© 2019 by Reiko Yamada

Reiko Yamada

composer & sound artist

Small Small Things:

Music and installation for Humans and Drosophilae

(2016 - 2017)

An interdisciplinary research project in collaboration with Dr. Robert Huber (Department of Biological Sciences, Bowling Green State University), Dr. Ronald Kühnlein (Institute of Molecular Biosciences, University of Graz, Austria) and Dr. Gregg Roman (Department of Biology, University of Mississippi)

Performed/Exhibited at:

Tresor Linz, Austria, March 9, 2017

Gallerie Memphis, Linz, Austria , March 10-17, 2017

CUBE, IEM, Graz, Austria , March 28, 2017

Misbits, Oxford, MS , May 23 - June 10, 2017

Netherlands Society for Evolutionary Biology       Conference, Ede, Netherlands, April 11, 2018

Cornerstone Arts Center, Colorado College, Colorado   Springs, November 28, 2018

Featured in:

Uni.on, Das Online-magazin der Graz (text in German)

Small Small Things: music and installation for humans and drosophilae is an interdisciplinary and artistic research project that emerged from a seven-month tenure as an artist-in-residence project at IEM (Institute for Electronic Music and Acoustics, University of Graz, Austria) in 2016-17. The products of this ongoing project so far are (1) performance/exhibition consisting in an orchestrated combination of site-specific acousmatic compositions and a digital slide presentation, (2) sound-art installation and (3) a series of sound experimentations with drosophila, each one of which allows the audience to explore surprisingly deep connections with drosophila. Three resulting works below have been presented in Austria and the States.

Small Small Slides

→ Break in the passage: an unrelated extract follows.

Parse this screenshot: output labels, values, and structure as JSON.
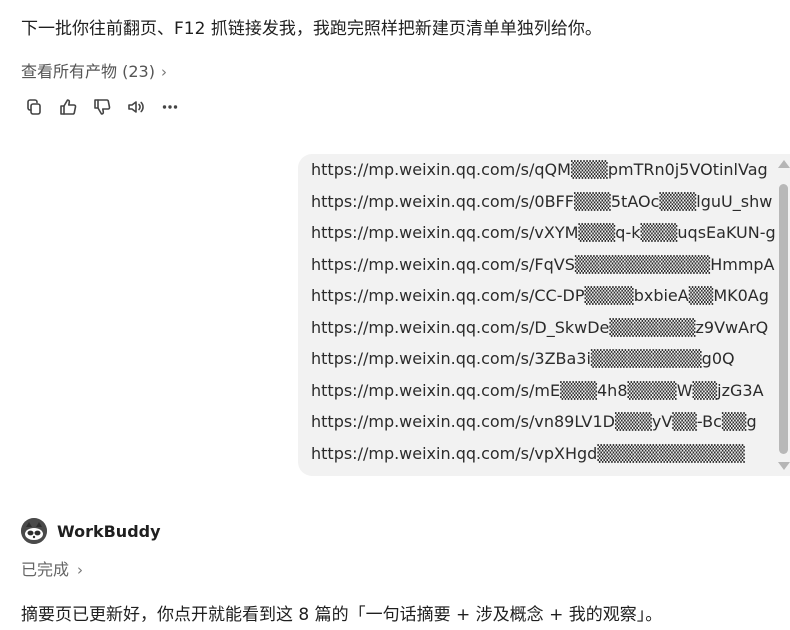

digital slides, 2-24 channel audio (ambisonics), approximately 30’ total play time

 

Small Small Slides is a performative and video work consisting of digital slides and acoustic compositions. Originally created for IEM’s 24-channel ambisonics environment, the work can be adjusted to 2-24 channel audio. It presents the audience with scientific facts about drosophila and my imaginative interpretation in acousmatic compositions, combined as a 30 minute performance presentation.

Audio excerpt (stereo, laptop version)

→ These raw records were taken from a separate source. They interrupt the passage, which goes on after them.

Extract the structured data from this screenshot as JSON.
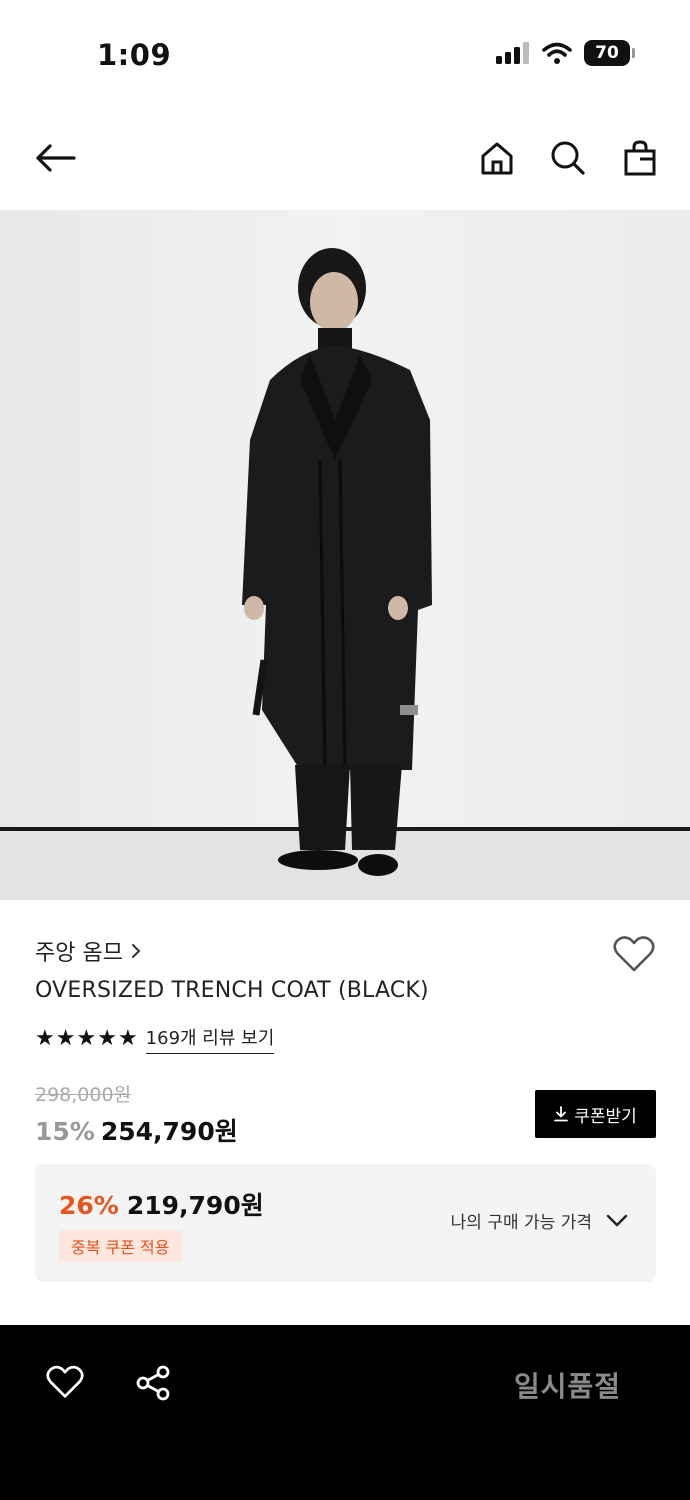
{
  "status_bar": {
    "time": "1:09",
    "battery": "70",
    "icons": [
      "signal-icon",
      "wifi-icon",
      "battery-icon"
    ]
  },
  "nav": {
    "icons": [
      "back-arrow-icon",
      "home-icon",
      "search-icon",
      "shopping-bag-icon"
    ]
  },
  "product": {
    "brand": "주앙 옴므",
    "name": "OVERSIZED TRENCH COAT (BLACK)",
    "rating_stars": 5,
    "review_link": "169개 리뷰 보기",
    "original_price": "298,000원",
    "discount": "15%",
    "price": "254,790원",
    "coupon_button": "쿠폰받기",
    "best": {
      "discount": "26%",
      "price": "219,790원",
      "badge": "중복 쿠폰 적용",
      "my_price_label": "나의 구매 가능 가격"
    }
  },
  "bottom": {
    "soldout_label": "일시품절",
    "icons": [
      "heart-icon",
      "share-icon"
    ]
  },
  "colors": {
    "accent": "#e8541c",
    "badge_bg": "#fde6de",
    "bottom_bar": "#000000"
  }
}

Performance at 0FF4N0FF (March 2017 at Trezor Linz, Austria). Photo courtesy of Florian Voggeneder

Small Small Experiments

 

live dorosophilae, Raspberry Pi, surface transducers, plexiglass, headphone amplifiers, web camera, cables, 

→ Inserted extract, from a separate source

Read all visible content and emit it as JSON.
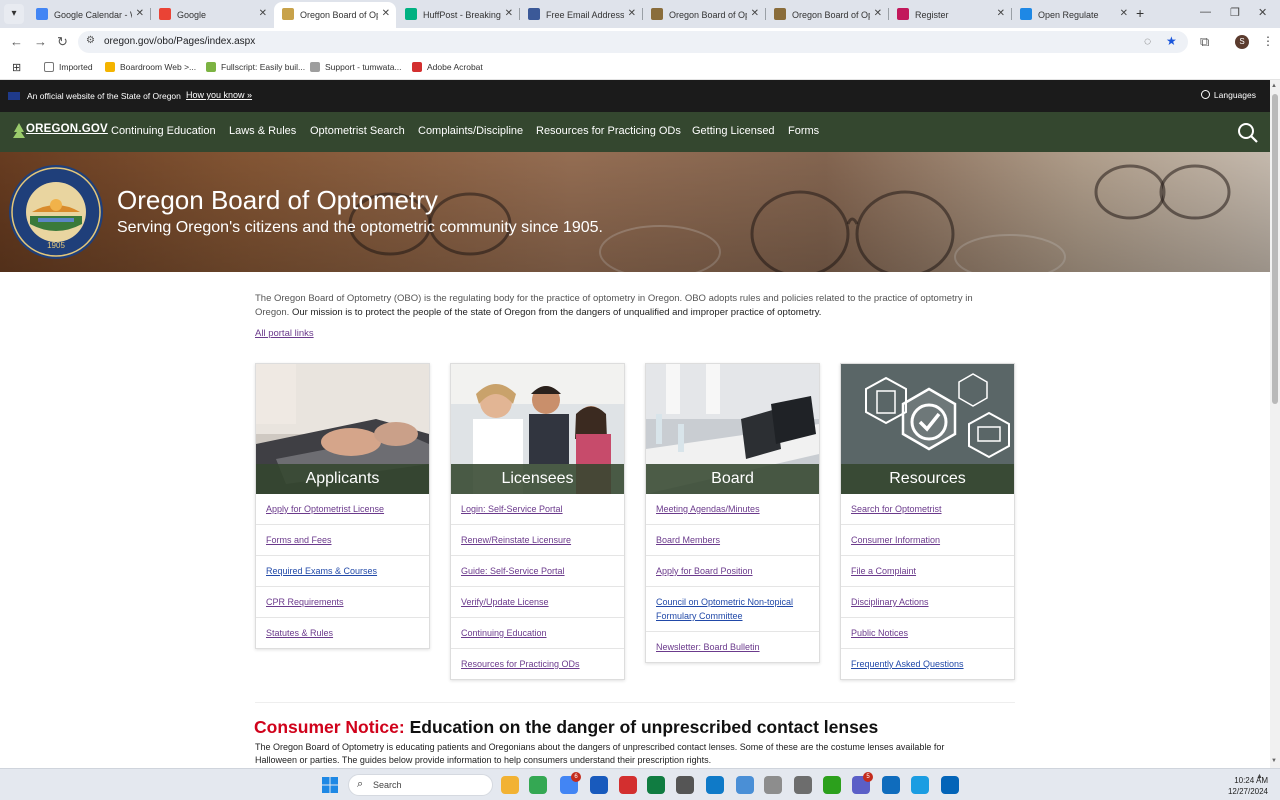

arena area = 20x20cm (for performance: 2-8 loud speakers) 

 

In a small chamber (20cm x20cm) outfitted with surface transducers, four different sound files in different frequencies are played for drosophilae. As animals enter one of the four areas, the sound file starts playing simultaneously through the transducers (for flies) and through loudspeakers or headphones (for the humans in the exhibition area). The work is a halfway between a sound installation and an auditory experiment for drosophila, and visitors are invited to draw their own conclusions about what they witness. This piece is to be presented as a live performance/discussion following Small Small Slides.

Performance/Exhibition at Misbits (May 2017, Oxford,  MS). Photos courtesy of Bailey Avrett​

Installation at Gallerie Memphis(March, 2017, Linz, Austria)

The Wings that Bind

 

drosophila wings, microscope, vinyl lettering, text, petri dish, table, chair

The Wings that Bind raises the question of free will and freedom in all creatures, taking the sound production mechanism of drosophila (fruit fly) as its focus point. Male drosophilae are genetically programmed to produce sounds with their wings, a behavior that plays a key part in the reproductive cycle. In this work the classic association of wings with freedom is subverted and complicated by presenting these limbs as frustrating body parts for a strong-willed male fruit fly, providing mobility, itself a form of freedom, but also acting as an instrument of genetic predetermination. With a strong commitment to free will, what could a male fruit fly possibly do to break away from genetic determination? One possible answer, an extreme one to be sure, is the one presented here, leaving this sound piece without sound.

Images from the project sketchbook

Acknowledgements

I would like to thank IEM (Institute for Electronic Music and Acoustics, University of Graz, Austria) for supporting this project in unusual circumstance through the institute's artist-in-residence program, especially Dr. Marko Ciciliani for his thoughtful assistance. 

Special thanks to Sibylle Irma and Karoline Rudolf for inspiring me to use a sketchbook for this project.